# Records supplied

================

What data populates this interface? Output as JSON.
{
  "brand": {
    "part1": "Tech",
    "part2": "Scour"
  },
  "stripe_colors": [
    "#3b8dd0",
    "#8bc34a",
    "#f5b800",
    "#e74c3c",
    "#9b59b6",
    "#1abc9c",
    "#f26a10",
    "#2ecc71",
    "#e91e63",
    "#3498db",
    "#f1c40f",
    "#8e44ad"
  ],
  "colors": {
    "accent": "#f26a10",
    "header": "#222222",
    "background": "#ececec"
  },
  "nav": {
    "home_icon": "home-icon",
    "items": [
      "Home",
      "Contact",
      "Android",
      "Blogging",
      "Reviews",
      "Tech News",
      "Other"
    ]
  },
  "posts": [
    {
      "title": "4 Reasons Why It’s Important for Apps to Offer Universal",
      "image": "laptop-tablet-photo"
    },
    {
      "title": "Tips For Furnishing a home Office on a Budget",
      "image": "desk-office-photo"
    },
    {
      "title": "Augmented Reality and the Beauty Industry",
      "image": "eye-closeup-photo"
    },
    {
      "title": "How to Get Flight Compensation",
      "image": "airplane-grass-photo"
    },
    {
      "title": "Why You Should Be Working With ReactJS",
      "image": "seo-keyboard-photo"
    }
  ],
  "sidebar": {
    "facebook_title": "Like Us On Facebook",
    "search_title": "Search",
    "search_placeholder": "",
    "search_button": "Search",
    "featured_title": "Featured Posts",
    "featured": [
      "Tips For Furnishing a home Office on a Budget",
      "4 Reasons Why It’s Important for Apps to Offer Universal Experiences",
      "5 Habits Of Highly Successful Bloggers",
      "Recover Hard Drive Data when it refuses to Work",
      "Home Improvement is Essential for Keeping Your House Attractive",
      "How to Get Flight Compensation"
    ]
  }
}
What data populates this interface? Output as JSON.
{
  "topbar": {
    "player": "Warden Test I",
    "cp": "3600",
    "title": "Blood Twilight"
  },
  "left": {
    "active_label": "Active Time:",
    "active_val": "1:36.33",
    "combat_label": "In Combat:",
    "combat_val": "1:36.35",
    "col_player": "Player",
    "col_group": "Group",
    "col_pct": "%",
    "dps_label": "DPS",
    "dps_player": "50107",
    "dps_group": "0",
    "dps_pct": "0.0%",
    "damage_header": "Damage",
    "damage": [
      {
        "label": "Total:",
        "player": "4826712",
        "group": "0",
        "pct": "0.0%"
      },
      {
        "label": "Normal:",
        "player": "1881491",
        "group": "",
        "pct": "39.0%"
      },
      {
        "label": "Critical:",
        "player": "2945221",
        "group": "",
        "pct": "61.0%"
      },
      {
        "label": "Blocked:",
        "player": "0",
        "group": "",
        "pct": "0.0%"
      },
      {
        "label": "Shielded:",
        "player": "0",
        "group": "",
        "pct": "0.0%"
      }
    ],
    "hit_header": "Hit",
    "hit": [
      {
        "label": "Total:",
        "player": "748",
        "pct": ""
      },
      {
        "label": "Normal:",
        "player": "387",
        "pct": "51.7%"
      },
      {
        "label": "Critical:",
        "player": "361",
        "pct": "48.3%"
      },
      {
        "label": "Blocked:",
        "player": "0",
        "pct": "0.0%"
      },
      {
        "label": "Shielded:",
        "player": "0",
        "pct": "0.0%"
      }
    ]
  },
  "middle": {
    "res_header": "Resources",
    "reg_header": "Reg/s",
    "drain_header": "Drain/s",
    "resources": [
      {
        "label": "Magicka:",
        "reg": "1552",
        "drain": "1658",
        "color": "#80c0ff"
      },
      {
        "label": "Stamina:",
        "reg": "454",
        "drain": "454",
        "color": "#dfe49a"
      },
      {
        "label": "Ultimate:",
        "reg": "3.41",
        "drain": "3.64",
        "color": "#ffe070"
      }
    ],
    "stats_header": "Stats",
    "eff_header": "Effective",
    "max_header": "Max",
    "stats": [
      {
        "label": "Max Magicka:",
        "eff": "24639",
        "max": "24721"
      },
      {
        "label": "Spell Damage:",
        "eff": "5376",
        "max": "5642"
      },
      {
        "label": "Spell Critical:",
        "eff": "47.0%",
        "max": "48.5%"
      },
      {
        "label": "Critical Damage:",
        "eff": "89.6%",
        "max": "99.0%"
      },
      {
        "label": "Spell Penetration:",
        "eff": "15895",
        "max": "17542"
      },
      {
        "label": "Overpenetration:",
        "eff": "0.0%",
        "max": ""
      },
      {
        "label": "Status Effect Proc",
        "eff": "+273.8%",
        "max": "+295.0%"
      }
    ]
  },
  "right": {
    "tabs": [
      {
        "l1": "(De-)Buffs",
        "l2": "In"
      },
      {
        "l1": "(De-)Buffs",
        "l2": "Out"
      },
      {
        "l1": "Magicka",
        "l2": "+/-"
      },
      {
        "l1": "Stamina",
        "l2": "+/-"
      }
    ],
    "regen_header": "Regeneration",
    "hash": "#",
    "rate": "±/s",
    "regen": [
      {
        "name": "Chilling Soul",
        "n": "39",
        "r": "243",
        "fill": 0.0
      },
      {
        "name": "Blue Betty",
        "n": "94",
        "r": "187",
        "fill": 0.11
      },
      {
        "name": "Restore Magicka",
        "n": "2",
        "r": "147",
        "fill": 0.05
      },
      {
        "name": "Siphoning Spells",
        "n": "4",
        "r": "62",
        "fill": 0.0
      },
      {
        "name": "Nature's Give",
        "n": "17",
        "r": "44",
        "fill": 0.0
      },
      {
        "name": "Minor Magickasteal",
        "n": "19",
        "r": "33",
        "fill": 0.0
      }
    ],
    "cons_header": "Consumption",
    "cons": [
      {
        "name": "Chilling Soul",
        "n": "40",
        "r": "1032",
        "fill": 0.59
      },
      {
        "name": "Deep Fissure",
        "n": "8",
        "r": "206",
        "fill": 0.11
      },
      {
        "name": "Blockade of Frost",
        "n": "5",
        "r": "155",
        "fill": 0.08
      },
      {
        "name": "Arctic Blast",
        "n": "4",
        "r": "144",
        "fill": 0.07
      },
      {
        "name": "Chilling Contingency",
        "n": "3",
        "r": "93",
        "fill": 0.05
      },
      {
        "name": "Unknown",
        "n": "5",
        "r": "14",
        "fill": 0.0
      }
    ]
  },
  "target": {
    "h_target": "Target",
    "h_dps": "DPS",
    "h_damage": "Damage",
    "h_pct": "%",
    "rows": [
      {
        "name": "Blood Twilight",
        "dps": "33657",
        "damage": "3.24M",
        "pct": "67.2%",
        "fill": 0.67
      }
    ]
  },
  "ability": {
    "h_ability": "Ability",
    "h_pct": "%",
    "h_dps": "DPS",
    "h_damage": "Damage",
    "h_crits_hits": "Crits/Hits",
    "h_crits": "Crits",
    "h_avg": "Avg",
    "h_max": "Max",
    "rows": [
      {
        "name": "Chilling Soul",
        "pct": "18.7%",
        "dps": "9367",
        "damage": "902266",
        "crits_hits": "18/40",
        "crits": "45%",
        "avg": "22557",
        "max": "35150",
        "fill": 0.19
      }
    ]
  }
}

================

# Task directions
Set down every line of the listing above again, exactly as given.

# Answer below
What data populates this interface? Output as JSON.
{
  "brand": {
    "part1": "Tech",
    "part2": "Scour"
  },
  "stripe_colors": [
    "#3b8dd0",
    "#8bc34a",
    "#f5b800",
    "#e74c3c",
    "#9b59b6",
    "#1abc9c",
    "#f26a10",
    "#2ecc71",
    "#e91e63",
    "#3498db",
    "#f1c40f",
    "#8e44ad"
  ],
  "colors": {
    "accent": "#f26a10",
    "header": "#222222",
    "background": "#ececec"
  },
  "nav": {
    "home_icon": "home-icon",
    "items": [
      "Home",
      "Contact",
      "Android",
      "Blogging",
      "Reviews",
      "Tech News",
      "Other"
    ]
  },
  "posts": [
    {
      "title": "4 Reasons Why It’s Important for Apps to Offer Universal",
      "image": "laptop-tablet-photo"
    },
    {
      "title": "Tips For Furnishing a home Office on a Budget",
      "image": "desk-office-photo"
    },
    {
      "title": "Augmented Reality and the Beauty Industry",
      "image": "eye-closeup-photo"
    },
    {
      "title": "How to Get Flight Compensation",
      "image": "airplane-grass-photo"
    },
    {
      "title": "Why You Should Be Working With ReactJS",
      "image": "seo-keyboard-photo"
    }
  ],
  "sidebar": {
    "facebook_title": "Like Us On Facebook",
    "search_title": "Search",
    "search_placeholder": "",
    "search_button": "Search",
    "featured_title": "Featured Posts",
    "featured": [
      "Tips For Furnishing a home Office on a Budget",
      "4 Reasons Why It’s Important for Apps to Offer Universal Experiences",
      "5 Habits Of Highly Successful Bloggers",
      "Recover Hard Drive Data when it refuses to Work",
      "Home Improvement is Essential for Keeping Your House Attractive",
      "How to Get Flight Compensation"
    ]
  }
}
What data populates this interface? Output as JSON.
{
  "topbar": {
    "player": "Warden Test I",
    "cp": "3600",
    "title": "Blood Twilight"
  },
  "left": {
    "active_label": "Active Time:",
    "active_val": "1:36.33",
    "combat_label": "In Combat:",
    "combat_val": "1:36.35",
    "col_player": "Player",
    "col_group": "Group",
    "col_pct": "%",
    "dps_label": "DPS",
    "dps_player": "50107",
    "dps_group": "0",
    "dps_pct": "0.0%",
    "damage_header": "Damage",
    "damage": [
      {
        "label": "Total:",
        "player": "4826712",
        "group": "0",
        "pct": "0.0%"
      },
      {
        "label": "Normal:",
        "player": "1881491",
        "group": "",
        "pct": "39.0%"
      },
      {
        "label": "Critical:",
        "player": "2945221",
        "group": "",
        "pct": "61.0%"
      },
      {
        "label": "Blocked:",
        "player": "0",
        "group": "",
        "pct": "0.0%"
      },
      {
        "label": "Shielded:",
        "player": "0",
        "group": "",
        "pct": "0.0%"
      }
    ],
    "hit_header": "Hit",
    "hit": [
      {
        "label": "Total:",
        "player": "748",
        "pct": ""
      },
      {
        "label": "Normal:",
        "player": "387",
        "pct": "51.7%"
      },
      {
        "label": "Critical:",
        "player": "361",
        "pct": "48.3%"
      },
      {
        "label": "Blocked:",
        "player": "0",
        "pct": "0.0%"
      },
      {
        "label": "Shielded:",
        "player": "0",
        "pct": "0.0%"
      }
    ]
  },
  "middle": {
    "res_header": "Resources",
    "reg_header": "Reg/s",
    "drain_header": "Drain/s",
    "resources": [
      {
        "label": "Magicka:",
        "reg": "1552",
        "drain": "1658",
        "color": "#80c0ff"
      },
      {
        "label": "Stamina:",
        "reg": "454",
        "drain": "454",
        "color": "#dfe49a"
      },
      {
        "label": "Ultimate:",
        "reg": "3.41",
        "drain": "3.64",
        "color": "#ffe070"
      }
    ],
    "stats_header": "Stats",
    "eff_header": "Effective",
    "max_header": "Max",
    "stats": [
      {
        "label": "Max Magicka:",
        "eff": "24639",
        "max": "24721"
      },
      {
        "label": "Spell Damage:",
        "eff": "5376",
        "max": "5642"
      },
      {
        "label": "Spell Critical:",
        "eff": "47.0%",
        "max": "48.5%"
      },
      {
        "label": "Critical Damage:",
        "eff": "89.6%",
        "max": "99.0%"
      },
      {
        "label": "Spell Penetration:",
        "eff": "15895",
        "max": "17542"
      },
      {
        "label": "Overpenetration:",
        "eff": "0.0%",
        "max": ""
      },
      {
        "label": "Status Effect Proc",
        "eff": "+273.8%",
        "max": "+295.0%"
      }
    ]
  },
  "right": {
    "tabs": [
      {
        "l1": "(De-)Buffs",
        "l2": "In"
      },
      {
        "l1": "(De-)Buffs",
        "l2": "Out"
      },
      {
        "l1": "Magicka",
        "l2": "+/-"
      },
      {
        "l1": "Stamina",
        "l2": "+/-"
      }
    ],
    "regen_header": "Regeneration",
    "hash": "#",
    "rate": "±/s",
    "regen": [
      {
        "name": "Chilling Soul",
        "n": "39",
        "r": "243",
        "fill": 0.0
      },
      {
        "name": "Blue Betty",
        "n": "94",
        "r": "187",
        "fill": 0.11
      },
      {
        "name": "Restore Magicka",
        "n": "2",
        "r": "147",
        "fill": 0.05
      },
      {
        "name": "Siphoning Spells",
        "n": "4",
        "r": "62",
        "fill": 0.0
      },
      {
        "name": "Nature's Give",
        "n": "17",
        "r": "44",
        "fill": 0.0
      },
      {
        "name": "Minor Magickasteal",
        "n": "19",
        "r": "33",
        "fill": 0.0
      }
    ],
    "cons_header": "Consumption",
    "cons": [
      {
        "name": "Chilling Soul",
        "n": "40",
        "r": "1032",
        "fill": 0.59
      },
      {
        "name": "Deep Fissure",
        "n": "8",
        "r": "206",
        "fill": 0.11
      },
      {
        "name": "Blockade of Frost",
        "n": "5",
        "r": "155",
        "fill": 0.08
      },
      {
        "name": "Arctic Blast",
        "n": "4",
        "r": "144",
        "fill": 0.07
      },
      {
        "name": "Chilling Contingency",
        "n": "3",
        "r": "93",
        "fill": 0.05
      },
      {
        "name": "Unknown",
        "n": "5",
        "r": "14",
        "fill": 0.0
      }
    ]
  },
  "target": {
    "h_target": "Target",
    "h_dps": "DPS",
    "h_damage": "Damage",
    "h_pct": "%",
    "rows": [
      {
        "name": "Blood Twilight",
        "dps": "33657",
        "damage": "3.24M",
        "pct": "67.2%",
        "fill": 0.67
      }
    ]
  },
  "ability": {
    "h_ability": "Ability",
    "h_pct": "%",
    "h_dps": "DPS",
    "h_damage": "Damage",
    "h_crits_hits": "Crits/Hits",
    "h_crits": "Crits",
    "h_avg": "Avg",
    "h_max": "Max",
    "rows": [
      {
        "name": "Chilling Soul",
        "pct": "18.7%",
        "dps": "9367",
        "damage": "902266",
        "crits_hits": "18/40",
        "crits": "45%",
        "avg": "22557",
        "max": "35150",
        "fill": 0.19
      }
    ]
  }
}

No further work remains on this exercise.